_Material for this exercise_
____

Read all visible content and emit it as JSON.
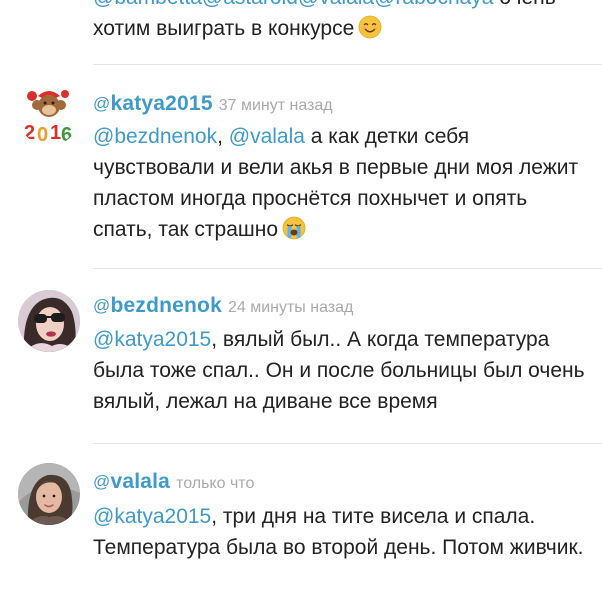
{
  "partial_comment": {
    "line1_mentions": "@bambetta@astaroid@valala@rabochaya",
    "line1_text": " очень",
    "line2_text": "хотим выиграть в конкурсе",
    "emoji": "smiling-face-emoji"
  },
  "comments": [
    {
      "at": "@",
      "username": "katya2015",
      "time": "37 минут назад",
      "mention1": "@bezdnenok",
      "sep": ", ",
      "mention2": "@valala",
      "text": " а как детки себя чувствовали и вели акья в первые дни моя лежит пластом иногда проснётся похнычет и опять спать, так страшно",
      "emoji": "loudly-crying-face-emoji"
    },
    {
      "at": "@",
      "username": "bezdnenok",
      "time": "24 минуты назад",
      "mention1": "@katya2015",
      "text": ", вялый был.. А когда температура была тоже спал.. Он и после больницы был очень вялый, лежал на диване все время"
    },
    {
      "at": "@",
      "username": "valala",
      "time": "только что",
      "mention1": "@katya2015",
      "text": ", три дня на тите висела и спала. Температура была во второй день. Потом живчик."
    }
  ],
  "colors": {
    "mention": "#3e9bc9",
    "text": "#222222",
    "timestamp": "#aaaaaa",
    "divider": "#e3e3e3"
  }
}
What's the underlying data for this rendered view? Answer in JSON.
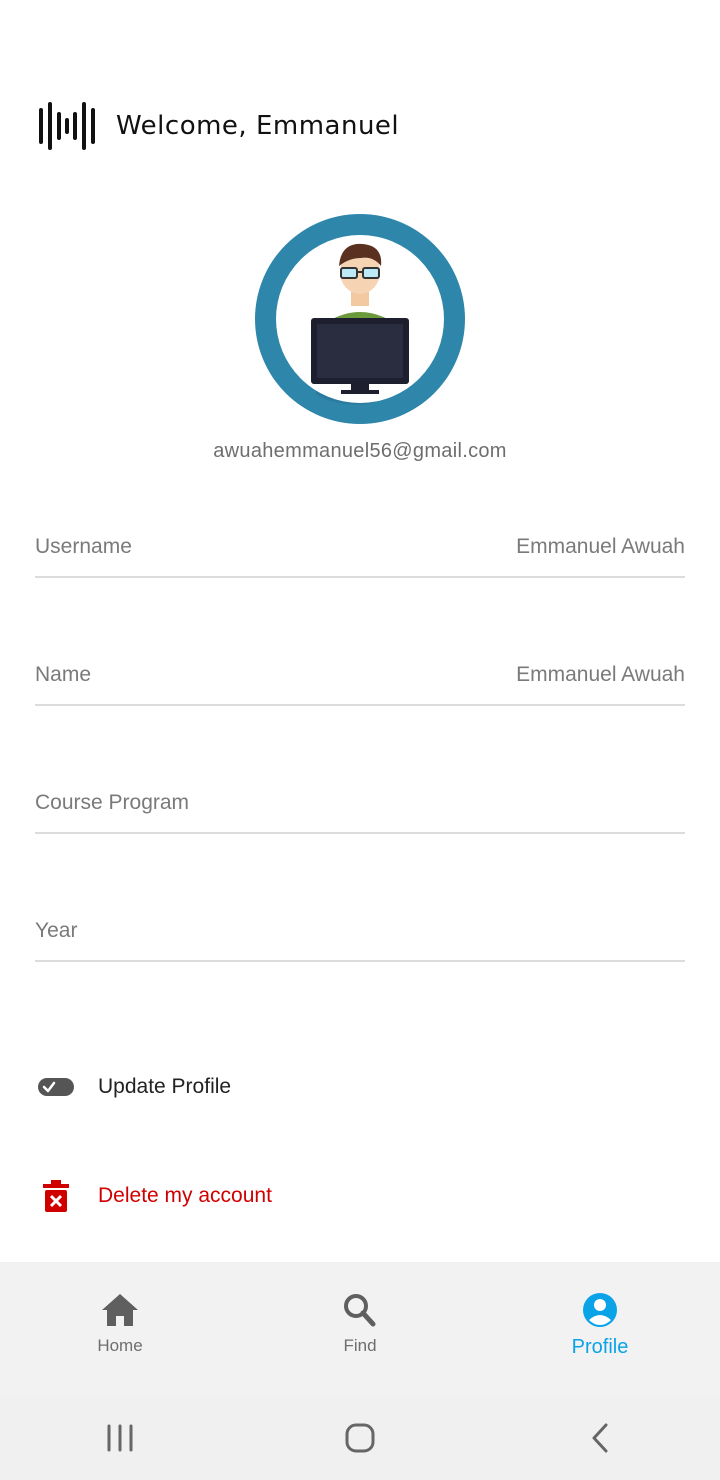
{
  "header": {
    "title": "Welcome, Emmanuel",
    "logo_icon": "sound-wave-icon"
  },
  "profile": {
    "avatar_icon": "user-at-computer-avatar",
    "email": "awuahemmanuel56@gmail.com"
  },
  "fields": [
    {
      "label": "Username",
      "value": "Emmanuel Awuah"
    },
    {
      "label": "Name",
      "value": "Emmanuel Awuah"
    },
    {
      "label": "Course Program",
      "value": ""
    },
    {
      "label": "Year",
      "value": ""
    }
  ],
  "actions": {
    "update_label": "Update Profile",
    "update_icon": "toggle-check-icon",
    "delete_label": "Delete my account",
    "delete_icon": "trash-icon",
    "delete_color": "#d10000"
  },
  "bottom_nav": {
    "items": [
      {
        "label": "Home",
        "icon": "home-icon"
      },
      {
        "label": "Find",
        "icon": "search-icon"
      },
      {
        "label": "Profile",
        "icon": "account-circle-icon"
      }
    ],
    "active": "Profile",
    "active_color": "#0aa3e8"
  },
  "system_nav": {
    "icons": [
      "recent-apps-icon",
      "home-button-icon",
      "back-icon"
    ]
  }
}
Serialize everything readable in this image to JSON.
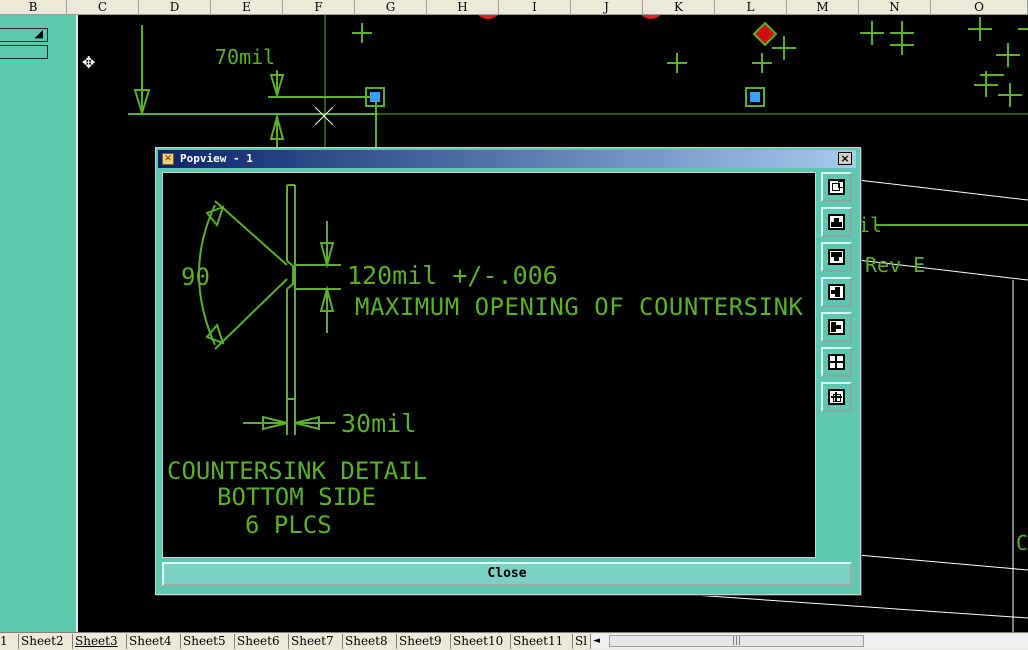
{
  "columns": [
    "B",
    "C",
    "D",
    "E",
    "F",
    "G",
    "H",
    "I",
    "J",
    "K",
    "L",
    "M",
    "N",
    "O"
  ],
  "canvas": {
    "dim_label": "70mil",
    "partial_label_1": "il",
    "partial_label_2": "Rev E",
    "partial_label_3": "C"
  },
  "popview": {
    "title": "Popview - 1",
    "close_x": "×",
    "title_icon": "✕",
    "close_button": "Close",
    "drawing": {
      "angle": "90",
      "opening_dim": "120mil +/-.006",
      "opening_note": "MAXIMUM OPENING OF COUNTERSINK",
      "thickness_dim": "30mil",
      "detail_title": "COUNTERSINK DETAIL",
      "detail_side": "BOTTOM SIDE",
      "detail_count": "6 PLCS"
    },
    "toolbar": [
      "zoom-window-icon",
      "pan-up-icon",
      "pan-down-icon",
      "pan-left-icon",
      "pan-right-icon",
      "zoom-in-icon",
      "zoom-out-icon"
    ]
  },
  "sheet_tabs": [
    "1",
    "Sheet2",
    "Sheet3",
    "Sheet4",
    "Sheet5",
    "Sheet6",
    "Sheet7",
    "Sheet8",
    "Sheet9",
    "Sheet10",
    "Sheet11",
    "Sl"
  ],
  "scroll_grip": "|||",
  "scroll_arrow": "◄",
  "colors": {
    "cad_green": "#5bb02a",
    "panel_teal": "#5cc8b0",
    "canvas_bg": "#000000"
  }
}
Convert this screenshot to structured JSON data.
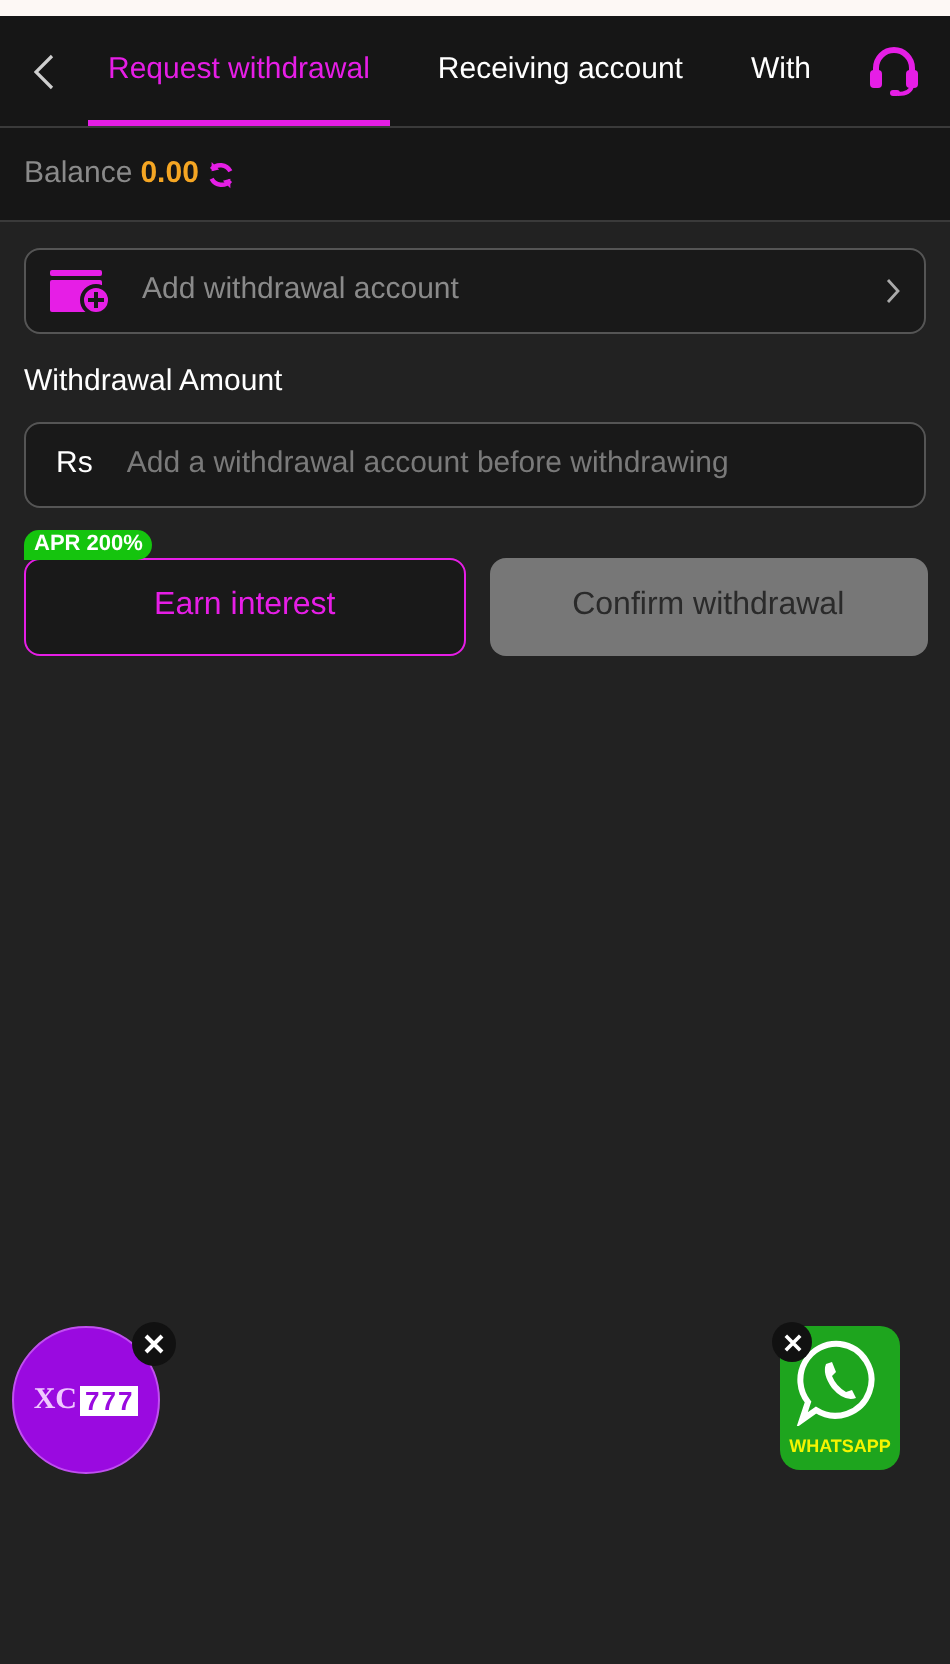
{
  "header": {
    "tabs": [
      {
        "label": "Request withdrawal",
        "selected": true
      },
      {
        "label": "Receiving account",
        "selected": false
      },
      {
        "label": "With",
        "selected": false
      }
    ]
  },
  "balance": {
    "label": "Balance",
    "amount": "0.00"
  },
  "account_row": {
    "label": "Add withdrawal account"
  },
  "amount": {
    "label": "Withdrawal Amount",
    "currency": "Rs",
    "placeholder": "Add a withdrawal account before withdrawing"
  },
  "badge": "APR 200%",
  "buttons": [
    {
      "label": "Earn interest",
      "disabled": false,
      "kind": "outline"
    },
    {
      "label": "Confirm withdrawal",
      "disabled": true,
      "kind": "filled"
    }
  ],
  "floating": {
    "left": {
      "brand": "XC",
      "digits": "777"
    },
    "right": {
      "label": "WHATSAPP"
    }
  }
}
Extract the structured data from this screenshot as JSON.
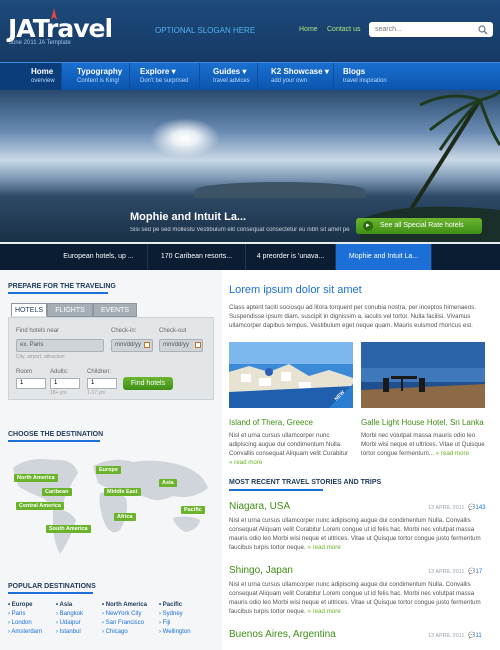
{
  "header": {
    "logo": "JATravel",
    "logo_tagline": "June 2011 JA Template",
    "slogan": "OPTIONAL SLOGAN HERE",
    "links": [
      "Home",
      "Contact us"
    ],
    "search_placeholder": "search..."
  },
  "nav": [
    {
      "title": "Home",
      "sub": "overview"
    },
    {
      "title": "Typography",
      "sub": "Content is King!"
    },
    {
      "title": "Explore",
      "sub": "Don't be surprised"
    },
    {
      "title": "Guides",
      "sub": "travel advices"
    },
    {
      "title": "K2 Showcase",
      "sub": "add your own"
    },
    {
      "title": "Blogs",
      "sub": "travel inspiration"
    }
  ],
  "hero": {
    "caption": "Mophie and Intuit La...",
    "description": "Sisi sed pe sed mollestu Vestibulum elit consequat consectetur eu nibh sit amet per senec...",
    "button": "See all Special Rate hotels",
    "thumbs": [
      "European hotels, up ...",
      "170 Caribean resorts...",
      "4 preorder is 'unava...",
      "Mophie and Intuit La..."
    ]
  },
  "prepare": {
    "title": "PREPARE FOR THE TRAVELING",
    "tabs": [
      "HOTELS",
      "FLIGHTS",
      "EVENTS"
    ],
    "find_label": "Find hotels near",
    "find_value": "ex. Paris",
    "find_hint": "City, airport, attraction",
    "checkin_label": "Check-in:",
    "checkout_label": "Check-out",
    "date_placeholder": "mm/dd/yy",
    "room_label": "Room",
    "adults_label": "Adults:",
    "children_label": "Children:",
    "room_value": "1",
    "adults_value": "1",
    "children_value": "1",
    "adults_hint": "18+ yrs",
    "children_hint": "1-17 yrs",
    "button": "Find hotels"
  },
  "destination": {
    "title": "CHOOSE THE DESTINATION",
    "pins": [
      "North America",
      "Europe",
      "Caribean",
      "Middle East",
      "Asia",
      "Central America",
      "Africa",
      "Pacific",
      "South America"
    ]
  },
  "popular": {
    "title": "POPULAR DESTINATIONS",
    "columns": [
      {
        "head": "Europe",
        "items": [
          "Paris",
          "London",
          "Amsterdam"
        ]
      },
      {
        "head": "Asia",
        "items": [
          "Bangkok",
          "Udaipur",
          "Istanbul"
        ]
      },
      {
        "head": "North America",
        "items": [
          "NewYork City",
          "San Francisco",
          "Chicago"
        ]
      },
      {
        "head": "Pacific",
        "items": [
          "Sydney",
          "Fiji",
          "Wellington"
        ]
      }
    ]
  },
  "main": {
    "title": "Lorem ipsum dolor sit amet",
    "intro": "Class aptent taciti sociosqu ad litora torquent per conubia nostra, per inceptos himenaeos. Suspendisse ipsum diam, suscipit in dignissim a, iaculis vel tortor. Nulla facilisi. Vivamus ullamcorper dapibus tempus. Vestibulum eget neque quam. Mauris euismod rhoncus est.",
    "photos": [
      {
        "title": "Island of Thera, Greece",
        "text": "Nisl et urna cursus ullamcorper nunc adipiscing augue dui condimentum Nulla. Convallis consequat Aliquam velit Curabitur",
        "more": "read more"
      },
      {
        "title": "Galle Light House Hotel, Sri Lanka",
        "text": "Morbi nec volutpat massa mauris odio leo Morbi wisi neque et ultrices. Vitae ut Quisque tortor congue fermentum...",
        "more": "read more"
      }
    ],
    "photo_badge": "NEW",
    "stories_title": "MOST RECENT TRAVEL STORIES AND TRIPS",
    "stories": [
      {
        "title": "Niagara, USA",
        "date": "13 APRIL 2011",
        "comments": "143",
        "text": "Nisl et urna cursus ullamcorper nunc adipiscing augue dui condimentum Nulla. Convallis consequat Aliquam velit Curabitur Lorem congue ut id felis hac. Morbi nec volutpat massa mauris odio leo Morbi wisi neque et ultrices. Vitae ut Quisque tortor congue justo fermentum faucibus turpis tortor neque.",
        "more": "read more"
      },
      {
        "title": "Shingo, Japan",
        "date": "13 APRIL 2011",
        "comments": "17",
        "text": "Nisl et urna cursus ullamcorper nunc adipiscing augue dui condimentum Nulla. Convallis consequat Aliquam velit Curabitur Lorem congue ut id felis hac. Morbi nec volutpat massa mauris odio leo Morbi wisi neque et ultrices. Vitae ut Quisque tortor congue justo fermentum faucibus turpis tortor neque.",
        "more": "read more"
      },
      {
        "title": "Buenos Aires, Argentina",
        "date": "13 APRIL 2011",
        "comments": "11",
        "text": "",
        "more": ""
      }
    ]
  },
  "colors": {
    "brand_blue": "#1c6fd6",
    "accent_green": "#6ab32a",
    "header_dark": "#163a64"
  }
}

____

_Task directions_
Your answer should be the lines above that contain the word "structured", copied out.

_Response for this exercise_
Convert this screenshot to structured JSON data.
Extract the structured data from this screenshot as JSON.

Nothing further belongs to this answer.